Coronavirus: The main measures taken in Europe

A roundup of the main measures being taken in
Europe to fight the spread of the novel coronavirus.


Barcelona, with streets emptied due to coronavirus
Barcelona, with streets emptied due to coronavirus

Citizens have been obliged to stay home in Austria, Belgium, Britain, Czech Republic, France, Greece, Italy, Luxembourg, Poland, Romania and Spain, except for medical attention, exercise or essential shopping.

In Spain confinement has been extended to April 11 and in Austria to April 13.

France is expected to announce an extension of the confinement in place since March 17 after scientists advised the period should last until April 28.

The German regional states of Bavaria and Saarland are contained. Other Germans have been urged, but not obliged, to stay home.

Russians have been called on to stay at home and will have next week off work.

Romania has declared a state of emergency, as has Portugal which has also asked citizens to stay at home.

A curfew is in place in Serbia.

Finland will impose isolation on its capital and its province from Friday to April 19.


The European Union imposed on March 17 an entry ban on travelers from outside the bloc for an initial period of 30 days, with limited exceptions.

Hungary and Spain have closed their land borders.

Poland on Wednesday extended the closure of its borders to April 13.

Turkey has closed its borders with Greece and Bulgaria.

Germany has stepped up border controls with several countries, including France, which has reciprocated.

Cyprus, the Czech Republic, Denmark, Lithuania, Romania and Slovakia have closed their borders to foreigners, with Slovakia excepting Poles.

Russia has closed its land borders with Norway and Poland.

Austria has closed its border with Italy and Switzerland.


Schools have been closed in Austria, Belgium, Britain, Bulgaria, Croatia, the Czech Republic, Denmark, France, Germany, Greece, Ireland, Italy, Lithuania, Luxembourg, Norway, Poland, Portugal, Romania, Russia, Slovakia, Slovenia, Spain, Switzerland, Turkey and Ukraine. In Sweden high schools and
universities are closed.

Public gatherings

Countries have set widely different caps on the number of people who can get together. In Belgium, Cyprus, France and Italy all gatherings are banned. In France this applies to all religious gatherings scheduled for April, including the Christian holiday of Easter, Passover, and the beginning of Ramadan.

Britain, Germany and Poland have banned public gatherings of more than two people. Sweden has only banned gatherings of more than 500 people.

The Vatican decreed that Easter will be celebrated by Catholics without worshipers gathering and such rituals as processions.

Austria, Bulgaria, Luxembourg, the Netherlands, Slovenia and Ukraine have closed all places admitting the public. Non-essential shops are closed in Andorra, Britain, Denmark, France, Germany, Greece, Ireland, Italy, Portugal, Spain and Switzerland. Russia has closed fitness clubs and swimming pools and Moscow is closing cafes and non-essential shops starting Saturday.

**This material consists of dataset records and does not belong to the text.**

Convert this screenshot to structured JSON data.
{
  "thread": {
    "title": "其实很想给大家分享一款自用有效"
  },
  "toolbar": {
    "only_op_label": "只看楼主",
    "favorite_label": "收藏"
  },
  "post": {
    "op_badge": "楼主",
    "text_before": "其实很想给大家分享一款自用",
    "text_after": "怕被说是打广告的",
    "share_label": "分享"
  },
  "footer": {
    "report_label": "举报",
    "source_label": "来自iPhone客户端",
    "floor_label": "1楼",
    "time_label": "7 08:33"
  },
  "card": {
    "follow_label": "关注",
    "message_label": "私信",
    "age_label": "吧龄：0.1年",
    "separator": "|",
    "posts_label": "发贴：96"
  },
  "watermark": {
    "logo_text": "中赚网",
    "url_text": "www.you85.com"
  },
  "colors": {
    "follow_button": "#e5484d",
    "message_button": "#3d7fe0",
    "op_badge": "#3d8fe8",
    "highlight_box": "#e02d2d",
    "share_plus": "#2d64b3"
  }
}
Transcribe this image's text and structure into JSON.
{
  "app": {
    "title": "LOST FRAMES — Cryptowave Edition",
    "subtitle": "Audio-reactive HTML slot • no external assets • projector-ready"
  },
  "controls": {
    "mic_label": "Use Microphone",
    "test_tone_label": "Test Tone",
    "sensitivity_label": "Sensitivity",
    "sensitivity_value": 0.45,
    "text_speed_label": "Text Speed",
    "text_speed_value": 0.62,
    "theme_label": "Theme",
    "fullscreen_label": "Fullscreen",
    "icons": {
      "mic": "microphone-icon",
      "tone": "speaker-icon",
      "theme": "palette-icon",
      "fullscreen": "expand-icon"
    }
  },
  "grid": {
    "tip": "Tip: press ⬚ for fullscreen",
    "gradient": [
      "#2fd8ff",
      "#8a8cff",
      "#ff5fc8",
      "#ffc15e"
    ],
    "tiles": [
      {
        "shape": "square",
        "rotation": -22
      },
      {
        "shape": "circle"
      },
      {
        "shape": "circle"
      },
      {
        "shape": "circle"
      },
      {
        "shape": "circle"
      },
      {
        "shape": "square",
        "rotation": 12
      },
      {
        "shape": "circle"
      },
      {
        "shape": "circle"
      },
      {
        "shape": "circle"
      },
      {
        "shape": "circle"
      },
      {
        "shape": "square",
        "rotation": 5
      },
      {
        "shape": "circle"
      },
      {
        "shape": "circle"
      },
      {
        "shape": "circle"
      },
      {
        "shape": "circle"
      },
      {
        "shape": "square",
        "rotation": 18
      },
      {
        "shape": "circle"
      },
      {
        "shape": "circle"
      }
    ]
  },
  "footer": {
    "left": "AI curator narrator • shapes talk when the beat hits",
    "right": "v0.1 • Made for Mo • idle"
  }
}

Cafes, bars and restaurants are closed in many countries.

Air travel and public transportation

British airlines have grounded most of their fleet.

France has massively reduced long-distance transport with rail travel as of Friday slashed to seven percent of traffic and two of Paris' main airports to close.

Public transport has been reduced in London, Luxembourg and Paris.

In Ukraine, trips between towns by bus, train and plane are banned and the
underground is closed.

Austria's air travel is near zero and it has drastically reduced rail travel. Poland has suspended international air and rail traffic.

Russia will halt all international flights from Friday, with the exception of special flights evacuating Russian citizens from abroad.

Turkey has drastically cut international air links.